Need For A Call To Order
To the outsider, the pace of the conduct of national affairs appears lethargic. There is a prevailing mood of insecurity and uneasiness amongst the general public, I believe that there is need now for a dramatic “Call To Order” by Mr. President that the leaders of all sectors of government and society must try to undergo the necessary drastic change of attitude and embrace all the aspects of good governance which entails:
The Rule of Law;
Efficient and prompt administration of justice;
Predictability, objectivity and consistency in government measures;
Respect for the sanctity of contracts;
Abandonment of the pursuit of self-enrichment as the motive for seeking political leadership and office;
Zero tolerance for corruption and the prompt application of adequate sanctions against offenders including seizure of all properties corruptly acquired;
Efficient and timely service delivery by all government agencies;
Return to planning and submission to the discipline of planning, respecting pre-determined priorities in the utilization of national resources;
Return to the principle of collective responsibility of government; and The Government should also embark on effective and sustained publicity of the Transformation Agenda – what it means for all of us and why we should all support it and participate in delivery where we can.
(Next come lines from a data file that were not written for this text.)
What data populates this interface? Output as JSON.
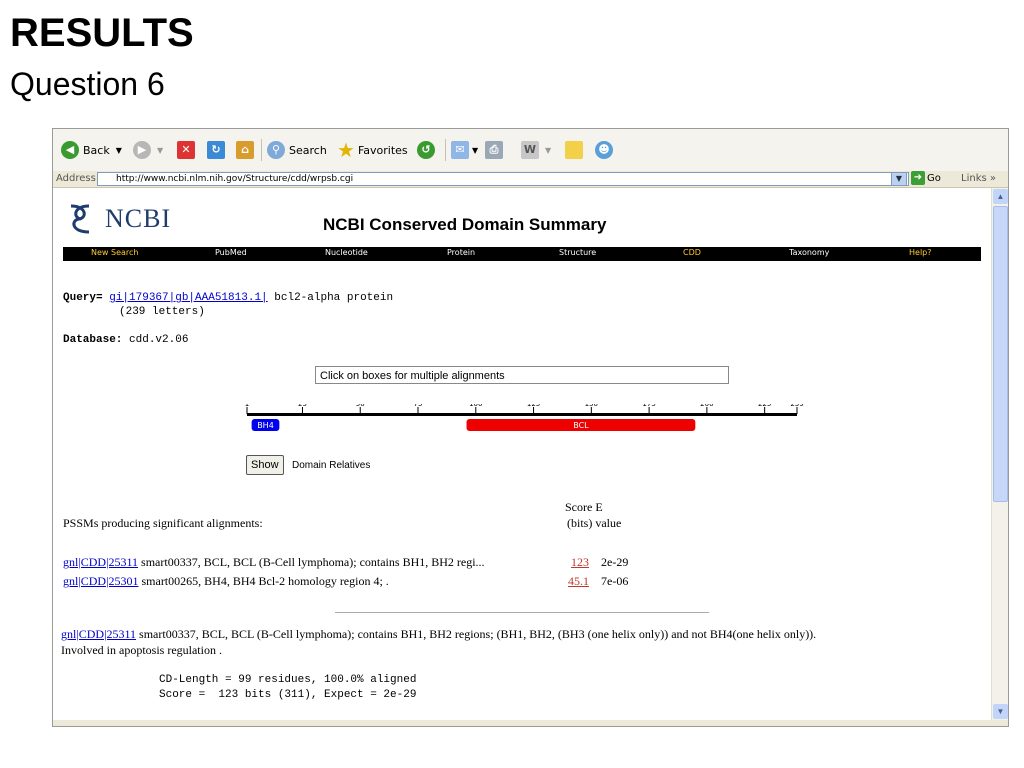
{
  "slide": {
    "title": "RESULTS",
    "subtitle": "Question 6"
  },
  "toolbar": {
    "back": "Back",
    "search": "Search",
    "favorites": "Favorites"
  },
  "address": {
    "label": "Address",
    "url": "http://www.ncbi.nlm.nih.gov/Structure/cdd/wrpsb.cgi",
    "go": "Go",
    "links": "Links"
  },
  "page": {
    "logo": "NCBI",
    "heading": "NCBI Conserved Domain Summary",
    "nav": [
      "New Search",
      "PubMed",
      "Nucleotide",
      "Protein",
      "Structure",
      "CDD",
      "Taxonomy",
      "Help?"
    ],
    "nav_active": "CDD",
    "query_label": "Query=",
    "query_link": "gi|179367|gb|AAA51813.1|",
    "query_desc": "bcl2-alpha protein",
    "query_len": "(239 letters)",
    "database_label": "Database:",
    "database_value": "cdd.v2.06",
    "info_box": "Click on boxes for multiple alignments",
    "ruler_ticks": [
      "1",
      "25",
      "50",
      "75",
      "100",
      "125",
      "150",
      "175",
      "200",
      "225",
      "239"
    ],
    "domains": [
      {
        "label": "BH4",
        "start": 3,
        "end": 15,
        "color": "#0000ee"
      },
      {
        "label": "BCL",
        "start": 96,
        "end": 195,
        "color": "#ee0000"
      }
    ],
    "show_button": "Show",
    "domain_relatives": "Domain Relatives",
    "score_header_1": "Score E",
    "score_header_2": "(bits) value",
    "pssm_label": "PSSMs producing significant alignments:",
    "hits": [
      {
        "link": "gnl|CDD|25311",
        "desc": "smart00337, BCL, BCL (B-Cell lymphoma); contains BH1, BH2 regi...",
        "score": "123",
        "evalue": "2e-29"
      },
      {
        "link": "gnl|CDD|25301",
        "desc": "smart00265, BH4, BH4 Bcl-2 homology region 4; .",
        "score": "45.1",
        "evalue": "7e-06"
      }
    ],
    "detail_link": "gnl|CDD|25311",
    "detail_desc": "smart00337, BCL, BCL (B-Cell lymphoma); contains BH1, BH2 regions; (BH1, BH2, (BH3 (one helix only)) and not BH4(one helix only)).",
    "detail_desc2": "Involved in apoptosis regulation .",
    "cd_length": "CD-Length = 99 residues, 100.0% aligned",
    "score_line": "Score =  123 bits (311), Expect = 2e-29"
  }
}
Nigerians are governable. The people need to be mobilized so that the Transformation Agenda can be achieved.